→ REQUIREMENT:
The whole listing that follows is to be restated word for word, images excluded.

→ DATA PROVIDED:
== Segment start ==

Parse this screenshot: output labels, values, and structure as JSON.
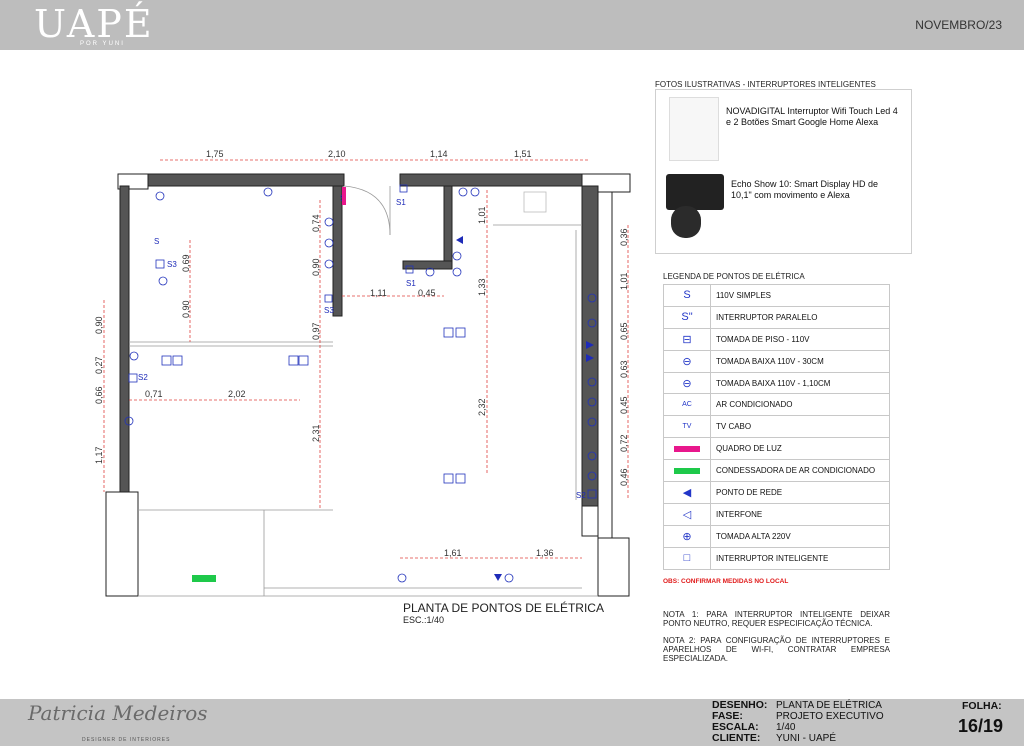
{
  "header": {
    "logo": "UAPÉ",
    "logo_sub": "POR YUNI",
    "date": "NOVEMBRO/23"
  },
  "photos": {
    "title": "FOTOS ILUSTRATIVAS - INTERRUPTORES INTELIGENTES",
    "item1_line1": "NOVADIGITAL Interruptor Wifi Touch Led 4",
    "item1_line2": "e 2  Botões Smart Google Home Alexa",
    "item2_line1": "Echo Show 10: Smart Display HD de",
    "item2_line2": "10,1\" com movimento e Alexa"
  },
  "legend": {
    "title": "LEGENDA DE PONTOS DE ELÉTRICA",
    "items": [
      {
        "symbol": "S",
        "label": "110V SIMPLES"
      },
      {
        "symbol": "S\"",
        "label": "INTERRUPTOR PARALELO"
      },
      {
        "symbol": "⊟",
        "label": "TOMADA DE PISO - 110V"
      },
      {
        "symbol": "⊖",
        "label": "TOMADA BAIXA 110V - 30CM"
      },
      {
        "symbol": "⊖",
        "label": "TOMADA BAIXA 110V - 1,10CM"
      },
      {
        "symbol": "AC",
        "label": "AR CONDICIONADO"
      },
      {
        "symbol": "TV",
        "label": "TV CABO"
      },
      {
        "symbol": "",
        "label": "QUADRO DE LUZ",
        "color": "#e8178c"
      },
      {
        "symbol": "",
        "label": "CONDESSADORA DE AR CONDICIONADO",
        "color": "#1ec94a"
      },
      {
        "symbol": "◀",
        "label": "PONTO DE REDE"
      },
      {
        "symbol": "◁",
        "label": "INTERFONE"
      },
      {
        "symbol": "⊕",
        "label": "TOMADA  ALTA 220V"
      },
      {
        "symbol": "□",
        "label": "INTERRUPTOR INTELIGENTE"
      }
    ],
    "obs": "OBS: CONFIRMAR MEDIDAS NO LOCAL"
  },
  "notes": {
    "nota1": "NOTA 1: PARA INTERRUPTOR INTELIGENTE DEIXAR PONTO NEUTRO, REQUER ESPECIFICAÇÃO TÉCNICA.",
    "nota2": "NOTA 2: PARA CONFIGURAÇÃO DE INTERRUPTORES E APARELHOS DE WI-FI, CONTRATAR EMPRESA ESPECIALIZADA."
  },
  "plan": {
    "title": "PLANTA DE PONTOS DE ELÉTRICA",
    "scale": "ESC.:1/40",
    "dimensions": {
      "top": [
        "1,75",
        "2,10",
        "1,14",
        "1,51"
      ],
      "left": [
        "0,90",
        "0,27",
        "0,66",
        "1,17"
      ],
      "right": [
        "0,36",
        "1,01",
        "0,65",
        "0,63",
        "0,45",
        "0,72",
        "0,46"
      ],
      "room": [
        "0,74",
        "0,90",
        "0,97",
        "0,69",
        "0,90",
        "0,71",
        "2,02",
        "2,31",
        "1,11",
        "0,45",
        "1,01",
        "1,33",
        "2,32",
        "1,61",
        "1,36"
      ]
    },
    "switch_labels": [
      "S",
      "S1",
      "S1",
      "S",
      "S3",
      "S3",
      "S2",
      "S2"
    ]
  },
  "footer": {
    "signature": "Patricia Medeiros",
    "signature_sub": "DESIGNER DE INTERIORES",
    "labels": {
      "desenho": "DESENHO:",
      "fase": "FASE:",
      "escala": "ESCALA:",
      "cliente": "CLIENTE:"
    },
    "values": {
      "desenho": "PLANTA DE ELÉTRICA",
      "fase": "PROJETO EXECUTIVO",
      "escala": "1/40",
      "cliente": "YUNI - UAPÉ"
    },
    "folha_label": "FOLHA:",
    "folha_value": "16/19"
  }
}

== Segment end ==

→ TASK SOLUTION:
Parse this screenshot: output labels, values, and structure as JSON.
{
  "header": {
    "logo": "UAPÉ",
    "logo_sub": "POR YUNI",
    "date": "NOVEMBRO/23"
  },
  "photos": {
    "title": "FOTOS ILUSTRATIVAS - INTERRUPTORES INTELIGENTES",
    "item1_line1": "NOVADIGITAL Interruptor Wifi Touch Led 4",
    "item1_line2": "e 2  Botões Smart Google Home Alexa",
    "item2_line1": "Echo Show 10: Smart Display HD de",
    "item2_line2": "10,1\" com movimento e Alexa"
  },
  "legend": {
    "title": "LEGENDA DE PONTOS DE ELÉTRICA",
    "items": [
      {
        "symbol": "S",
        "label": "110V SIMPLES"
      },
      {
        "symbol": "S\"",
        "label": "INTERRUPTOR PARALELO"
      },
      {
        "symbol": "⊟",
        "label": "TOMADA DE PISO - 110V"
      },
      {
        "symbol": "⊖",
        "label": "TOMADA BAIXA 110V - 30CM"
      },
      {
        "symbol": "⊖",
        "label": "TOMADA BAIXA 110V - 1,10CM"
      },
      {
        "symbol": "AC",
        "label": "AR CONDICIONADO"
      },
      {
        "symbol": "TV",
        "label": "TV CABO"
      },
      {
        "symbol": "",
        "label": "QUADRO DE LUZ",
        "color": "#e8178c"
      },
      {
        "symbol": "",
        "label": "CONDESSADORA DE AR CONDICIONADO",
        "color": "#1ec94a"
      },
      {
        "symbol": "◀",
        "label": "PONTO DE REDE"
      },
      {
        "symbol": "◁",
        "label": "INTERFONE"
      },
      {
        "symbol": "⊕",
        "label": "TOMADA  ALTA 220V"
      },
      {
        "symbol": "□",
        "label": "INTERRUPTOR INTELIGENTE"
      }
    ],
    "obs": "OBS: CONFIRMAR MEDIDAS NO LOCAL"
  },
  "notes": {
    "nota1": "NOTA 1: PARA INTERRUPTOR INTELIGENTE DEIXAR PONTO NEUTRO, REQUER ESPECIFICAÇÃO TÉCNICA.",
    "nota2": "NOTA 2: PARA CONFIGURAÇÃO DE INTERRUPTORES E APARELHOS DE WI-FI, CONTRATAR EMPRESA ESPECIALIZADA."
  },
  "plan": {
    "title": "PLANTA DE PONTOS DE ELÉTRICA",
    "scale": "ESC.:1/40",
    "dimensions": {
      "top": [
        "1,75",
        "2,10",
        "1,14",
        "1,51"
      ],
      "left": [
        "0,90",
        "0,27",
        "0,66",
        "1,17"
      ],
      "right": [
        "0,36",
        "1,01",
        "0,65",
        "0,63",
        "0,45",
        "0,72",
        "0,46"
      ],
      "room": [
        "0,74",
        "0,90",
        "0,97",
        "0,69",
        "0,90",
        "0,71",
        "2,02",
        "2,31",
        "1,11",
        "0,45",
        "1,01",
        "1,33",
        "2,32",
        "1,61",
        "1,36"
      ]
    },
    "switch_labels": [
      "S",
      "S1",
      "S1",
      "S",
      "S3",
      "S3",
      "S2",
      "S2"
    ]
  },
  "footer": {
    "signature": "Patricia Medeiros",
    "signature_sub": "DESIGNER DE INTERIORES",
    "labels": {
      "desenho": "DESENHO:",
      "fase": "FASE:",
      "escala": "ESCALA:",
      "cliente": "CLIENTE:"
    },
    "values": {
      "desenho": "PLANTA DE ELÉTRICA",
      "fase": "PROJETO EXECUTIVO",
      "escala": "1/40",
      "cliente": "YUNI - UAPÉ"
    },
    "folha_label": "FOLHA:",
    "folha_value": "16/19"
  }
}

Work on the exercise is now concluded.